High-level clouds are typically found at altitudes above 20,000 feet (6,000 meters). They are composed of ice crystals and are often thin and wispy in appearance. The three main types of high-level clouds are:
- Cirrus (Ci): Cirrus clouds are thin and delicate, appearing as white, wispy strands or filaments. They often have a fibrous or feathery texture and can be found at altitudes up to 40,000 feet (12,000 meters). Cirrus clouds are composed of ice crystals and are commonly associated with fair weather conditions. However, they can also indicate the approach of a warm front or an upper-level disturbance.
- Cirrostratus (Cs): Cirrostratus clouds form as a layer of thin, whitish clouds that can cover large portions of the sky. They are usually translucent, allowing the Sun or Moon to be visible through them. Cirrostratus clouds often indicate the approach of a warm front or an advancing low-pressure system. As they thicken, they may lead to the development of altostratus or nimbostratus clouds.
- Cirrocumulus (Cc): Cirrocumulus clouds are small, white, and rounded cloudlets that appear in rows or patches. They often have a “mackerel sky” appearance, with a pattern of small, distinct cloud elements. Cirrocumulus clouds are composed of ice crystals and are associated with high-altitude turbulence. Their presence can indicate instability in the upper atmosphere but is generally not associated with significant weather changes.
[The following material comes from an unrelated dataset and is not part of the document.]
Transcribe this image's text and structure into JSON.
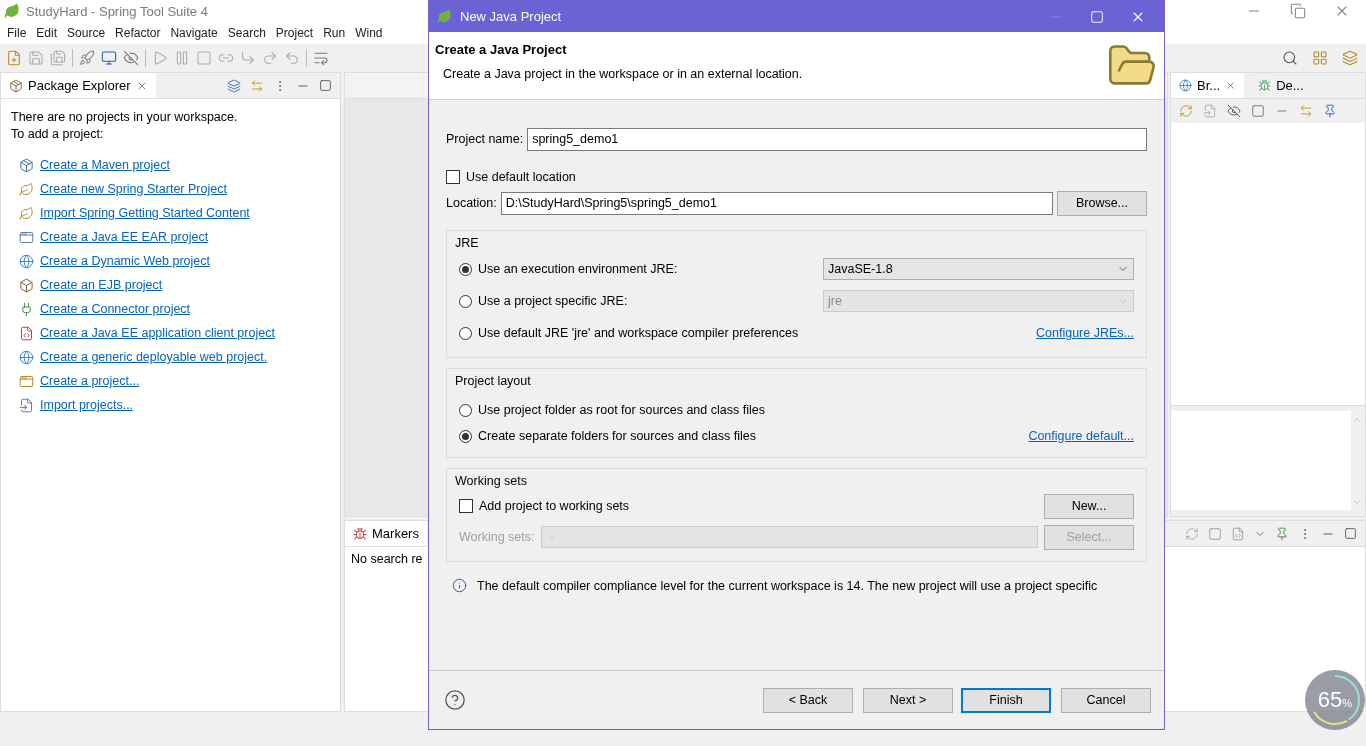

These high-level clouds are important indicators of atmospheric conditions and can help meteorologists analyze upper-level wind patterns, moisture levels, and the potential for weather changes. Their appearance, movement, and changes in thickness can provide valuable information for weather forecasting and understanding atmospheric dynamics.